Our faculty are involved in cutting-edge, biomedical research that covers the spectrum from benchtop basic science to bedside clinical research and application to sport and human performance. All our faculty work closely with many undergraduate students who are seeking hands-on research experiences.

We investigate the impact of maternal diet and health on offspring, human adaptation to environmental extremes, the therapeutic effects of heat stress, sport injury prediction and prevention, ways that nutritional intervention can suppress muscles during surgery, age-associated changes in blood vessels, and much more.

Value of annual research grants
of tenure-track faculty with nationally recognized research awards
Faculty affiliated with the Knight Campus for Accelerating Scientific Impact
Peer-reviewed research articles published in 2021

Our Research

Faculty Excellence

How our researchers are advancing the science of human physiology.

Andrew Lovering

“The human heart is a marvel of biological engineering that keeps us healthy and alive, but it’s not without its imperfections. One third of the population has a little-known, minor heart condition: A tiny hole known as a patent foramen ovale or PFO. Over the last 15 years, I've been studying how this feature influences human physiology in extreme environments. My research occasionally takes me and my subjects to mountaintops or even underwater."

—Andrew Lovering, Professor in Department of Human Physiology

Ashley Walker

“The search for drugs to treat Alzheimer’s disease has been fraught with failures. While most drugs developed for Alzheimer’s disease target plaques in the brain, we now realize that other features of the aging brain contribute to the disease. In my lab, I study how unhealthy or damaged blood vessels cause brain diseases. In collaboration with OHSU, my research team uses genetically engineered mice and MRI technology to study the impact of artery stiffness on bloodflow in the brain.”

—Ashley Walker, Assistant Professor in the Department of Human Physiology


student monitoring other student's vitals

Opportunities for Interdisciplinary Work

Studying human physiology creates natural bridges to medicine, engineering, product development and testing, and sport and wellness that give rise to exciting interdisciplinary projects at UO.

Interdisciplinary Opportunities
portrait of Isaac Gomez

Understanding Human Movement

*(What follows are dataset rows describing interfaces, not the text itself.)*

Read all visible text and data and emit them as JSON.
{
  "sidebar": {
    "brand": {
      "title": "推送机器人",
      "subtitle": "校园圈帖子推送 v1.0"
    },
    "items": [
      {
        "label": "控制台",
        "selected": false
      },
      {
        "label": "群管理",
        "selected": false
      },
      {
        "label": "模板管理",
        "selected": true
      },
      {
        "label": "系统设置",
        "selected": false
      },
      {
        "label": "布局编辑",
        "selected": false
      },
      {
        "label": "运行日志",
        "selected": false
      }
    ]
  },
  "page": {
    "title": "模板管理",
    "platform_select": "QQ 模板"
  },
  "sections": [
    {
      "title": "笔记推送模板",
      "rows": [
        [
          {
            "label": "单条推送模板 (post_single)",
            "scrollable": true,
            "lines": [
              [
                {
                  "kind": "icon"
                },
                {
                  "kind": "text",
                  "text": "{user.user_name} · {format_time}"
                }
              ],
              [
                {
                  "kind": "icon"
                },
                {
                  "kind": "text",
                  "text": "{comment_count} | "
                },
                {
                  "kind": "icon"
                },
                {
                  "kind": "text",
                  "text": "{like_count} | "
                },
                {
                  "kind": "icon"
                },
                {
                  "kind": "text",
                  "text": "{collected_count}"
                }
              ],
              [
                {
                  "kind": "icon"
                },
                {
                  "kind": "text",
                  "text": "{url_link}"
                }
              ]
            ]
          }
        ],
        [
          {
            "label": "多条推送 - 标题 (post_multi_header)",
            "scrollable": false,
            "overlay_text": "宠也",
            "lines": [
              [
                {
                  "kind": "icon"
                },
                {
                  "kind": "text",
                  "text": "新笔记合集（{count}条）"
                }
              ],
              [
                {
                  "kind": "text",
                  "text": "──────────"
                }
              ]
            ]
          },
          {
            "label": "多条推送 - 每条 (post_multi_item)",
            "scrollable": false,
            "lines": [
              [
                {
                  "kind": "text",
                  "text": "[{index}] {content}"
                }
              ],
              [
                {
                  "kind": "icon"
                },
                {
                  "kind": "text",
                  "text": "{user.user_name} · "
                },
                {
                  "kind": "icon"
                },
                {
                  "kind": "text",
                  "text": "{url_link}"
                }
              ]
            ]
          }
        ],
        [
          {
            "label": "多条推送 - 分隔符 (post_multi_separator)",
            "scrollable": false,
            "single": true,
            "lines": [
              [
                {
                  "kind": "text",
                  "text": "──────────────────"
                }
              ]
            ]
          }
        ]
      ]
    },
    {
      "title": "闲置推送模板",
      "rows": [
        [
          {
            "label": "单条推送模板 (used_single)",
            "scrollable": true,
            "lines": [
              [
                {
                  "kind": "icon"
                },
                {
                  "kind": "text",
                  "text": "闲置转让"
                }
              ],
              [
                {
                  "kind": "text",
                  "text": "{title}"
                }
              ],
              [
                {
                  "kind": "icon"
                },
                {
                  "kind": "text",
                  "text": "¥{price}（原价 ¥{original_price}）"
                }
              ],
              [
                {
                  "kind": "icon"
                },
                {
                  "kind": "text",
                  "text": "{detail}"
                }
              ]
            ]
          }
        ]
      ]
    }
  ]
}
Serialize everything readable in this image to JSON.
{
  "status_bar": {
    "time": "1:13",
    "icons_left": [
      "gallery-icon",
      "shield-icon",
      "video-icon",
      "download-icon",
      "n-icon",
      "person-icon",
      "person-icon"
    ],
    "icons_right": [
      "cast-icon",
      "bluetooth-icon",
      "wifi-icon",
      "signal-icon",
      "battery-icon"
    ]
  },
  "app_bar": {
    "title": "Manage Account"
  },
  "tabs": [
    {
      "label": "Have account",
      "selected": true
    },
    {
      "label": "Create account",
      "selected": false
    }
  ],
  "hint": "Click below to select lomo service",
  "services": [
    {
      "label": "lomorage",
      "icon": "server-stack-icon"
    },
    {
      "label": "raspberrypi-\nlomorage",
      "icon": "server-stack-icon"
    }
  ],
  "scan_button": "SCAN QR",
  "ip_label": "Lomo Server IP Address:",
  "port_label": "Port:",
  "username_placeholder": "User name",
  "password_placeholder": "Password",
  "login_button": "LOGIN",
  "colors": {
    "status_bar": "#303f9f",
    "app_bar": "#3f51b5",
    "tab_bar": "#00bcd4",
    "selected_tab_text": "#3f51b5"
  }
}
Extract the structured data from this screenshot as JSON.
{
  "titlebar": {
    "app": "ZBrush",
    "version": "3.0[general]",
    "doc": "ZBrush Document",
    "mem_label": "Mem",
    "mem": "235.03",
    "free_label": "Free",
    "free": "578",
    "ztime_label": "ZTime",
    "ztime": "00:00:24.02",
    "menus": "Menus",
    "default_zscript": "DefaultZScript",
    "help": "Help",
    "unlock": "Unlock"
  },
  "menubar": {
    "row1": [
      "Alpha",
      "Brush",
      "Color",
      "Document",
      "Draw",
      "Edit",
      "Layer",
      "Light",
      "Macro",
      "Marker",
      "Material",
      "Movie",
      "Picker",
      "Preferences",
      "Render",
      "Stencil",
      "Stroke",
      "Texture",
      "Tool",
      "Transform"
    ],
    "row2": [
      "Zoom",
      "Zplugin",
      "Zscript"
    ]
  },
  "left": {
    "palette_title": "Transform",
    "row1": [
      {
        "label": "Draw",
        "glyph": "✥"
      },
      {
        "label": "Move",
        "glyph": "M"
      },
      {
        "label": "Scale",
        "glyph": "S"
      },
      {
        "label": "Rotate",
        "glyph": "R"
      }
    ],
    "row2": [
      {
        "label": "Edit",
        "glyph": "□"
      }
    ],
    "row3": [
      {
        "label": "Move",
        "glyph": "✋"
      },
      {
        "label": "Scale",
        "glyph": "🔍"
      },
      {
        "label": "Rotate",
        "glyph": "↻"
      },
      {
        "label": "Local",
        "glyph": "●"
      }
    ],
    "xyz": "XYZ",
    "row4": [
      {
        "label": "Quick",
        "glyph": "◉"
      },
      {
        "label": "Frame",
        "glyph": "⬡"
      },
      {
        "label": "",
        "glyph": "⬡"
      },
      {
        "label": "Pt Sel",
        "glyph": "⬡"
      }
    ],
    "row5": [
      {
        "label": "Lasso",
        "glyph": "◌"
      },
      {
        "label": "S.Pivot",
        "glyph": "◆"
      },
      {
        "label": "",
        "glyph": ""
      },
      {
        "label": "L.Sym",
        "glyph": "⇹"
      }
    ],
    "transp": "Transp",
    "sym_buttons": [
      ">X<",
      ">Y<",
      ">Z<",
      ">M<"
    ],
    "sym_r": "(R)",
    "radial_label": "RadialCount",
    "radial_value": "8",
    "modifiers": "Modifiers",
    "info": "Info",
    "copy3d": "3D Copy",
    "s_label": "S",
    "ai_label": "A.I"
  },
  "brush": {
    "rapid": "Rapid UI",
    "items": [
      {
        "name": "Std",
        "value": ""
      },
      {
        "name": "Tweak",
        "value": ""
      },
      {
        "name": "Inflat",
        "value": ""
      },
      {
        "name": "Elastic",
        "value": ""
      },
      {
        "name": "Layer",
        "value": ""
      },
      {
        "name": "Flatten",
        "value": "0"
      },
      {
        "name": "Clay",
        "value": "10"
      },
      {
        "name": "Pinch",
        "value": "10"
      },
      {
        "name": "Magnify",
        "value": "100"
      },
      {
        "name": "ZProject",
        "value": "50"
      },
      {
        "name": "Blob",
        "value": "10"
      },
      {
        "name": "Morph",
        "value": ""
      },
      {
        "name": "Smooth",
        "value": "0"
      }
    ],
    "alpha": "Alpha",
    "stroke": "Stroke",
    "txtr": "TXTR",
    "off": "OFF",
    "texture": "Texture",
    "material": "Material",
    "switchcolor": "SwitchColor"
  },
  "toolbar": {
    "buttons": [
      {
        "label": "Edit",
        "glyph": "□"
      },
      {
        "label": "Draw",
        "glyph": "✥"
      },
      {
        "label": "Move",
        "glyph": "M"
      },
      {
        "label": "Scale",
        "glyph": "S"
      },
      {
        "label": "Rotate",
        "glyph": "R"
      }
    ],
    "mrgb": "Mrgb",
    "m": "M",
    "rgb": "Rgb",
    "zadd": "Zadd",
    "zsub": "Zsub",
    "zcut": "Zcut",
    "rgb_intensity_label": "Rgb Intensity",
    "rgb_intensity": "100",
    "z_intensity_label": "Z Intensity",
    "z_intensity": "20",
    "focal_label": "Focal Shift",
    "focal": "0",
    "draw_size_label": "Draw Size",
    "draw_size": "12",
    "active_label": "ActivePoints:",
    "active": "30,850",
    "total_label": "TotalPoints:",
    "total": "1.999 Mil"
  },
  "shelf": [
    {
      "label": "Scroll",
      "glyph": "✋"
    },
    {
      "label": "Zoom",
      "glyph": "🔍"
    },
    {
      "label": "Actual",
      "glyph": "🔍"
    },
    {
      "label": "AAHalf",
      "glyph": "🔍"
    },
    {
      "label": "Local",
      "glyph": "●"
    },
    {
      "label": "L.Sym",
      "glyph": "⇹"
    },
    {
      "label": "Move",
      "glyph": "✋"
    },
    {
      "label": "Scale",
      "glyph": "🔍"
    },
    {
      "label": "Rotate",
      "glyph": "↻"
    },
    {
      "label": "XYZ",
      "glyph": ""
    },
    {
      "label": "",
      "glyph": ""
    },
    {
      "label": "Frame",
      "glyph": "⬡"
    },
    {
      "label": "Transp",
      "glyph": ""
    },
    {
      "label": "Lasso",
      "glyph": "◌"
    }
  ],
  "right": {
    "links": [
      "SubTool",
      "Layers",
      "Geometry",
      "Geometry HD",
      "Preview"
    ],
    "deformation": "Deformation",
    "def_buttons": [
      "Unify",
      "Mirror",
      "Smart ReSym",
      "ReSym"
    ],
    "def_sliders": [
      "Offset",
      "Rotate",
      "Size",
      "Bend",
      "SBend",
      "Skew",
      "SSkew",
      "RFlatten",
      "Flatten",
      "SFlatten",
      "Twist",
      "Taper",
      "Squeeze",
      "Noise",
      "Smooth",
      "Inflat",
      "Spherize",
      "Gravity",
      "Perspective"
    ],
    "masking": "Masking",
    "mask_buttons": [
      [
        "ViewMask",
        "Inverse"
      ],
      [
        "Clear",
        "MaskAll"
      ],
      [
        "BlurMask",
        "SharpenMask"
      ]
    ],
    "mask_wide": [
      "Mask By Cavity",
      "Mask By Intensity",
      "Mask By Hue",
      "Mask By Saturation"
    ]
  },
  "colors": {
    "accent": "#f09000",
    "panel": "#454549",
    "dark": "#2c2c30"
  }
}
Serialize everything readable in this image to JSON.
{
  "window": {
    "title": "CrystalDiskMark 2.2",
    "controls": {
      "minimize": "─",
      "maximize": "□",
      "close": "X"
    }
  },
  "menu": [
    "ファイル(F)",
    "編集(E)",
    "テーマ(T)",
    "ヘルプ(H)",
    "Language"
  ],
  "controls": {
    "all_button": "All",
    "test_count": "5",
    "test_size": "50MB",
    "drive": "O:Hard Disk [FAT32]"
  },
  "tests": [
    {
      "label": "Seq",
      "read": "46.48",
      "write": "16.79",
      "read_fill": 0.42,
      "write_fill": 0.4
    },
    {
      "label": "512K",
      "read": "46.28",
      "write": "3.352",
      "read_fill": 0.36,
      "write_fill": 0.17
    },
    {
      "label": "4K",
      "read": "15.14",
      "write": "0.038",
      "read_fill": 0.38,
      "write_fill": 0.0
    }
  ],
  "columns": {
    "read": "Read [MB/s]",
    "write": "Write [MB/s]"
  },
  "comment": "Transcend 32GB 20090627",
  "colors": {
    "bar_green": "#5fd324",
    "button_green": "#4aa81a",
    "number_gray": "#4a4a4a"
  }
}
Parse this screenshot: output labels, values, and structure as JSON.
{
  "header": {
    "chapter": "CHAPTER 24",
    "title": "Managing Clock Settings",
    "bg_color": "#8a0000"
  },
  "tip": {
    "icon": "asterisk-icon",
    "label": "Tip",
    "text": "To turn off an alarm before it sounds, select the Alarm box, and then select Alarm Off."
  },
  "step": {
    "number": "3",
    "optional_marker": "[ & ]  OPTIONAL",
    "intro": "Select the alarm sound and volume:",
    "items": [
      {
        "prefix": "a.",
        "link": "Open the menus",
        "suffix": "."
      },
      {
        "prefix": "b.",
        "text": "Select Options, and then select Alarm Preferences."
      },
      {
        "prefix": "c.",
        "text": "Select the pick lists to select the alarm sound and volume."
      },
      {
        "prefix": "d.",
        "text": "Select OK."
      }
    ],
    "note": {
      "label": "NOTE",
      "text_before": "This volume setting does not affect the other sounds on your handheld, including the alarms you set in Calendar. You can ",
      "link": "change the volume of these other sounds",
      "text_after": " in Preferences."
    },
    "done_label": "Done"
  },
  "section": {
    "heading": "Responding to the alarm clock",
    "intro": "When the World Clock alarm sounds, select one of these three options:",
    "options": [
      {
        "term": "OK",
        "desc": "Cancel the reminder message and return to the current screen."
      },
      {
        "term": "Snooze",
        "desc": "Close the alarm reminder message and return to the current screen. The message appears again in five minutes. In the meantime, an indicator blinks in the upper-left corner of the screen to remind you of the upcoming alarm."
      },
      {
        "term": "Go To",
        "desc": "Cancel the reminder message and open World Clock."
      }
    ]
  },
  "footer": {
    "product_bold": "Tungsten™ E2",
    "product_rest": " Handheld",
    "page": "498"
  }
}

“What is the difference between thinking about reaching for your coffee mug, and actually doing it? Here, in the Action Control Lab, I use transcranial magnetic stimulation to measure the excitability of the motor output pathway during various task conditions, like reaching, in order to improve our understanding of human movement.”

–Isaac N. Gomez, Human Physiology doctoral candidate, '22

EEG cap on person's head

Recent Publications

Our faculty are actively publishing their work in areas such as the connection between brain waveform shape and Parkinson’s disease, the benefits of amino acid supplements when recovering from knee replacement, and the effects of maternal obesity on newborn offspring.

Recent Publications

person lying on exam table with equipment on knee, with other people monitoring

Participate in a Research Study

The department offers many opportunities to volunteer for research studies, most with compensation. Play a part in discovering the next breakthrough in human physiology. 

Participate in a Research Study


May 24, 2023
NEUROSCIENCE, HUMAN PHYSIOLOGY - Exposure to opioids in the womb affects the development of important circuits in the brain and spinal cord that control breathing, according to new research by University of Oregon Associate Professor Adrianne Huxtable. The findings could lead to better treatments and interventions for at-risk infants.
January 27, 2023
HUMAN PHYSIOLOGY - Even a simple movement like pushing a button sends ripples of activity throughout networks of neurons spanning across the brain, new University of Oregon research shows.
January 9, 2023
HUMAN PHYSIOLOGY - The world’s top free divers can hold their breath for minutes at a time, embarking on extended underwater adventures without the aid of scuba equipment.